The choice of Tshopo province, more specifically the Bengamisa-Yangambi landscape, is based on its inclusion of the Yangambi Biosphere Reserve. The United Nations Educational, Scientific and Cultural Organization (UNESCO) declared Yangambi a biosphere reserve in 1977 [27
]. Thus, to preserve the important biodiversity of the Yangambi reserve, agroforestry systems in the Bengamisa-Yangambi forest landscape should be studied to understand their influence on the conservation of floristic diversity.
This study paid special attention to how distance from Kisangani (The main city in the landscape) and thus the related disturbance and land-use intensity have affected the floristic composition of cocoa agroforests in the forest landscape. The study is based on the hypothesis that native forest cover, disturbance, land-use intensity, and market access influenced floristic composition of cocoa agroforests. We thus recorded floristic composition of cocoa agroforest in four zones of 15 km each, defined along the main road, from Kisangani city to Yangambi forest reserve landscape, via Bengamisa village.
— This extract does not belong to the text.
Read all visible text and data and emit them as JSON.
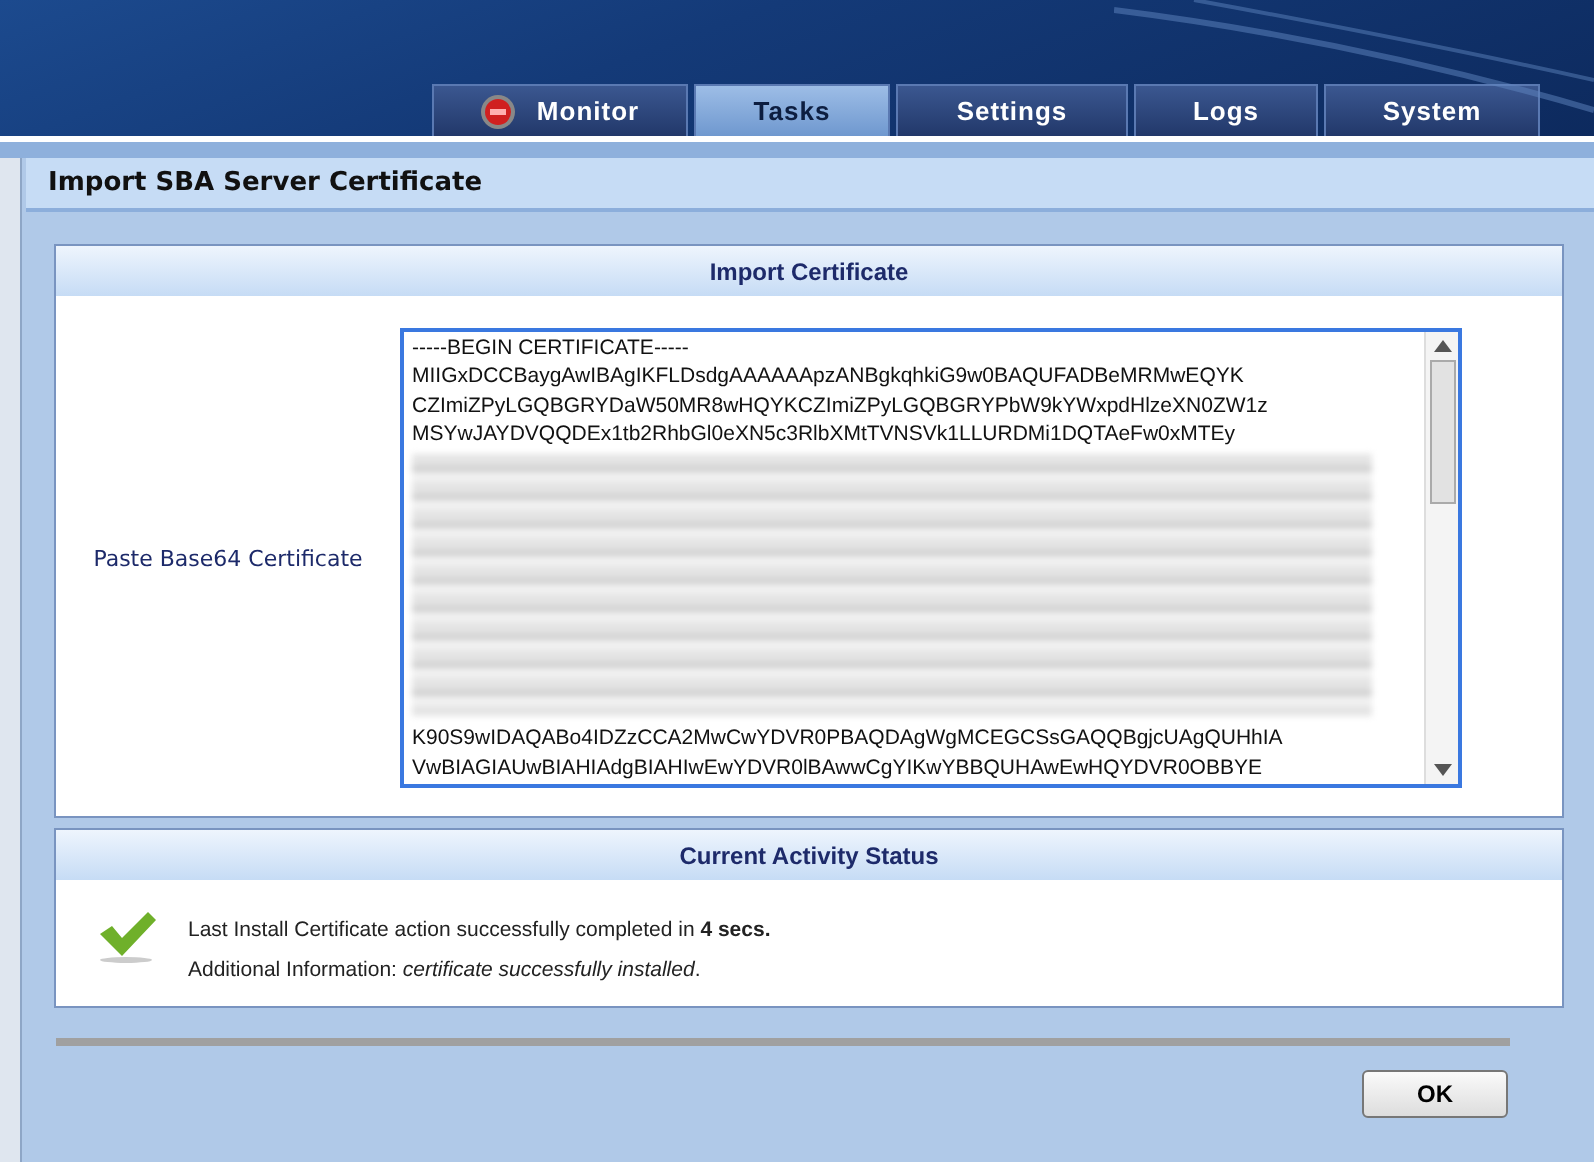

Cocoa trees introduced in the Yangambi-Bengamisa landscape have been associated with other plants in different cocoa agroforests that are part of the current landscape. Although farmers were advised not to keep some trees in the same field as cocoa plants, they have maintained/introduced plants over the last decades that have some function (edible, hosting caterpillars, medicinal, etc.). A multitude of cocoa farming systems could be classified into three main groups: Model F (agroforests in which companion plants (associated with cocoa trees) are dominated by forest species), Model FP (cocoa agroforests in which companion plants (associated with cocoa trees) are split equally between forest species and oil palms), and Model P (cocoa agroforests in which companion plants (associated with cocoa trees) are dominated by oil palms). Such models thus present different options for strengthening the livelihood of farmers, improving biodiversity conservation, and/or defining an appropriate climate change response in Tshopo province and other parts of DRC. Based on the findings of this study, the diversity of cocoa agroforest models offers a variety of options that can be used in the landscapes to search for balance between ecological conservation and farmers livelihoods.
The distance from the city (Kisangani) is a determining factor in the floristic composition (species diversity and plant density) of the cocoa agroforests. The area close to the city is marked by an abundance of oil palms and some edible species, such as avocados and African pear. Areas near the forests are more abundant to forest species for medicinal use.
The findings provide scientific evidence that can be useful in harnessing cocoa agroforest to improve the livelihoods of farmers, conserve biodiversity, and respond to climate change in the Bengamisa-Yangambi landscape and other forest landscapes of DRC.